Hurricane Ida. Dixie Wildfire. Worst megadrought in centuries. Severe flooding across Europe. And that was just summer 2021. You do not have to be a climate scientist to know that we have a huge problem. The warming of the planet is wreaking havoc in all sorts of ways, with our economy suffering in its wake. Inaction is no longer a choice.
The climate reforms in the Bipartisan Infrastructure Law and the Build Back Better Framework (BBB) reflect this reality. Combined, this is the largest effort to combat climate change in American history.
Shifting to a cleaner energy system will pay dividends by reducing the immediate threats—and resulting costs—of extreme weather. As noted in a recent CEA brief, these reforms will not only help the planet, but will also expand the economy, deliver jobs across America, and promote equity.
This blog outlines just three of the many ways the legislation tackles climate change: improvements to the transportation sector that increase mobility and decrease emissions; investments in the power sector that enhance resilience and reduce emissions; and a focus on equity. Importantly, these provisions—alongside the other pieces of the climate agenda—lay the groundwork for future reform.
The science shows that a shift to electric vehicles (EV) will play a crucial role in reducing carbon emissions, a key cause of climate problems. In 2019, the transportation sector accounted for 29 percent of total carbon emissions. But, a major barrier to people’s reluctance to buy an EV is the relatively limited availability of charging stations. The legislation tackles this problem with a game changing investment in a national network of EV chargers. As President Biden noted in his speech outlining the BBB framework, people want a car they can drive across the country in.

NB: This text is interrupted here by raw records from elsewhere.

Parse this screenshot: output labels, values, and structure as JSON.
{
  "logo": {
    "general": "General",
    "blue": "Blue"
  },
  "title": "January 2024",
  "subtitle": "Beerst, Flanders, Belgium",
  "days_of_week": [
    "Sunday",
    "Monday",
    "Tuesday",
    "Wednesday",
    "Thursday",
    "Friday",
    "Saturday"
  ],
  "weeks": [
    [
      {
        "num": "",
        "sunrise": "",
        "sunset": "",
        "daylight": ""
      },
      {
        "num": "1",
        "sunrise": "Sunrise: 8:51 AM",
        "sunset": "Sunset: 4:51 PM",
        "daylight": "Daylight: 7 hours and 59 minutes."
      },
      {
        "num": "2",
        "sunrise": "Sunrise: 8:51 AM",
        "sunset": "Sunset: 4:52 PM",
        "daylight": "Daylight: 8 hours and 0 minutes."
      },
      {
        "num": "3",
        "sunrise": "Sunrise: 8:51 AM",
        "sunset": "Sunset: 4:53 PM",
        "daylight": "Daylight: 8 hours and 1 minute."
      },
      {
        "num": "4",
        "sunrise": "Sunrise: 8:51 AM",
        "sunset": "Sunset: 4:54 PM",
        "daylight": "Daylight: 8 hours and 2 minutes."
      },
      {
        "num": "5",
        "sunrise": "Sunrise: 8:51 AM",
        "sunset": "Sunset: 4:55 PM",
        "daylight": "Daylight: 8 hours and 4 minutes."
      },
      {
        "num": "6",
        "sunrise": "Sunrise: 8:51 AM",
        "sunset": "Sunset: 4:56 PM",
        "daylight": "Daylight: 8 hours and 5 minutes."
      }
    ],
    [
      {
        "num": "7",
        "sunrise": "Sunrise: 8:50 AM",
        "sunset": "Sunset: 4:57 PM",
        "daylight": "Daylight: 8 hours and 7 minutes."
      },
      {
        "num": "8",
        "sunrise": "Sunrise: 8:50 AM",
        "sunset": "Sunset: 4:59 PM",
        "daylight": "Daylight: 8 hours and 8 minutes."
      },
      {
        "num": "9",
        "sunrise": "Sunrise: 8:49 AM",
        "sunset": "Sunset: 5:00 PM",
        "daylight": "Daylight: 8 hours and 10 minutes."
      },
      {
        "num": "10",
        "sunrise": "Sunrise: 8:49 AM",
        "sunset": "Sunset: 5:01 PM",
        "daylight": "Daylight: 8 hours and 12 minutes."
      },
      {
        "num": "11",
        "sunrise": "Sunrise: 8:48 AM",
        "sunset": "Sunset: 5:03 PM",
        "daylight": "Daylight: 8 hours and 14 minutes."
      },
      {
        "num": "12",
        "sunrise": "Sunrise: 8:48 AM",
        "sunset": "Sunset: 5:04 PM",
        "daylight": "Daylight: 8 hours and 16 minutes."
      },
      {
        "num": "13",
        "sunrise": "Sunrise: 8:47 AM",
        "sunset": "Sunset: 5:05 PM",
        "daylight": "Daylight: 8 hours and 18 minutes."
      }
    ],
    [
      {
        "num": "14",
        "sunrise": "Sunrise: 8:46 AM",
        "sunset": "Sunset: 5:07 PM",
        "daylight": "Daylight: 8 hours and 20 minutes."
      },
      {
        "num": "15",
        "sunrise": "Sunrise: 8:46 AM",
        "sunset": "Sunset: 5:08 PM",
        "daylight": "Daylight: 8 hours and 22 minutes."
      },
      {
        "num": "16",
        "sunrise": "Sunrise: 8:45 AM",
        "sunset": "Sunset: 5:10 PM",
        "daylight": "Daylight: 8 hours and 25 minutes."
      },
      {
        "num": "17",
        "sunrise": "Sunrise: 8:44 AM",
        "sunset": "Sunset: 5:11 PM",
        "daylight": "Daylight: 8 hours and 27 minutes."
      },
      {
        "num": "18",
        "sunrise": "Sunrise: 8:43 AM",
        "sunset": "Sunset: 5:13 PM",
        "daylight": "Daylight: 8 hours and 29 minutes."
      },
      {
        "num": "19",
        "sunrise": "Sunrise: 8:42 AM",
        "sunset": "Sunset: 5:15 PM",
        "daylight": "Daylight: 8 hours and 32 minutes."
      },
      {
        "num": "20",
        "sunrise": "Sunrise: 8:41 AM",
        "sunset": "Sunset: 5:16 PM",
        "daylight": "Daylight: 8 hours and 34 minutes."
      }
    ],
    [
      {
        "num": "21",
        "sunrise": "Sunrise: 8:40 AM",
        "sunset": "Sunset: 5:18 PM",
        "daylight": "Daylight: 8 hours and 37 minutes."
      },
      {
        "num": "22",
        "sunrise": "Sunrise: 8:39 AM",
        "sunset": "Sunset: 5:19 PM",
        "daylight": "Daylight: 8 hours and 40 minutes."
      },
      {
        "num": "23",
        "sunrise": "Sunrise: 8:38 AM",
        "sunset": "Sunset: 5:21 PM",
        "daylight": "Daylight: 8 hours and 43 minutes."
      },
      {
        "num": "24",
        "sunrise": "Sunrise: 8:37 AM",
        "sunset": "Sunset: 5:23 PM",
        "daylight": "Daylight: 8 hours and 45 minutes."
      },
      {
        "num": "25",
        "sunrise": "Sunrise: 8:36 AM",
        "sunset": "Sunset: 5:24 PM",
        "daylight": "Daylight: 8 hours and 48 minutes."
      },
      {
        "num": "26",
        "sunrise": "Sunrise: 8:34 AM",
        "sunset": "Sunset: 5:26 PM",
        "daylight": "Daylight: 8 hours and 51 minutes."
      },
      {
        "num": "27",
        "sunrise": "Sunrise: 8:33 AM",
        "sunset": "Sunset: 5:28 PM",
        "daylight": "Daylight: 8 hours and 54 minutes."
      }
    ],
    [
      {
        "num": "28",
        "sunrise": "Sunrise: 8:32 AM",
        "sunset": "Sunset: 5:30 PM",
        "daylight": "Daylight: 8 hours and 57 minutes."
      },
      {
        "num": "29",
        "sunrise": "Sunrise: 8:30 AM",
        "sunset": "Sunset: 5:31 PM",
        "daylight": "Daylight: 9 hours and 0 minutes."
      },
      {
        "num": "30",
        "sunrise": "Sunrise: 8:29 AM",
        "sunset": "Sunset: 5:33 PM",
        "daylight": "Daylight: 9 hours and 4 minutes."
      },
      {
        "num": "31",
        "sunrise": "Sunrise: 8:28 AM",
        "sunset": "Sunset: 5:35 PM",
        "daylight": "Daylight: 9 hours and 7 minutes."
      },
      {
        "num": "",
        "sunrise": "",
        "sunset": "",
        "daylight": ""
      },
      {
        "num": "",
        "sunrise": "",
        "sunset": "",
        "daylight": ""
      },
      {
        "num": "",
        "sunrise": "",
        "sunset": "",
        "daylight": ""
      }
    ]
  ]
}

EVs are also relatively expensive. The legislation tackles that by increasing the EV tax credit from $7,500 up to $12,500 for low- and middle-income consumers purchasing American-made, union-built, EVs. A hypothetical $32,000 EV will now be available at a price of $19,500.
EV investments are also economically important for workers. There are 2.9 million employees in the U.S. auto sector, and ensuring this industry can be globally competitive is crucial for supporting these jobs.
Finally, public transport is a key way to reduce emissions; one estimate finds that U.S. bus transit emits an estimated 33 percent lower greenhouse gas emissions per passenger mile than the average U.S. personal vehicle. And, of course, investments in hybrid electric buses would further decrease greenhouse gas emissions. The legislation makes the largest ever investment in public transit, modernizing and expanding transit and rail networks. This move will particularly benefit communities of color, who are especially likely to rely on public transportation.
The electric power sector accounts for around one fourth of U.S. greenhouse gas emissions because it is largely fueled by coal and natural gas. Investments in clean power—such as electricity produced by solar and wind—should reduce that impact. The plan’s provisions include utility and residential clean energy tax credits, domestic supply chain and manufacturing investments, funding for rural clean electricity production, and research in advanced nuclear reactors, carbon capture, and clean hydrogen.
Moreover, our current electric grid costs the U.S. economy around $55 billion a year. Without careful planning, these costs will grow due to the increased frequency and severity of extreme weather events caused by climate change. Investments in electricity transmission can unleash the full potential of renewable energy by enabling more power to be delivered to urban centers from the windiest and sunniest parts of the country, making the economy more resilient. One estimate finds that modernizing the eastern U.S. transmission grid could reduce energy bills by at least a third. The package contains investments in energy transmission and infrastructure resilience to modernize an aging electric grid and to improve its reliability.
The effects of climate change and air pollution do not affect everyone equally. Low-income regions and individuals, as well as individuals and communities of color, are hit particularly hard, widening existing economic inequality. In one study, the poorest U.S. counties are projected to suffer median losses as a result of climate change that are 9.5 times larger than the richest counties. Moreover, communities of color have heightened pollution exposure and a higher prevalence of pollution-related diseases. Reducing greenhouse gas emissions and air pollution through clean energy investment and bus and port electrification can thus help to stymy these inequitable impacts.
In addition, the legislation creates a Civilian Climate Corps, designed to employ a diverse group of young people to work—conserving public lands, promoting resilience, and advancing climate justice. The program’s efforts would help tackle two equity issues at once: providing stable, good-paying jobs for young workers, people of color, and workers without college degrees who have had a hard time finding employment during the pandemic; and assisting with the alleviation of climate change effects, which can disproportionately affect low-income areas.
No one wants a repeat of the summer of 2021. These investments advance climate resilience and reduce emissions. Along the way, the U.S. economy and its workers benefit. The legislation is a necessary down payment to begin the critical work of limiting the harms caused by climate change and making investments to prevent further damage. It is a crucial step toward our goal of reducing greenhouse gas emissions between 50 and 52 percent below 2005 levels by the year 2030.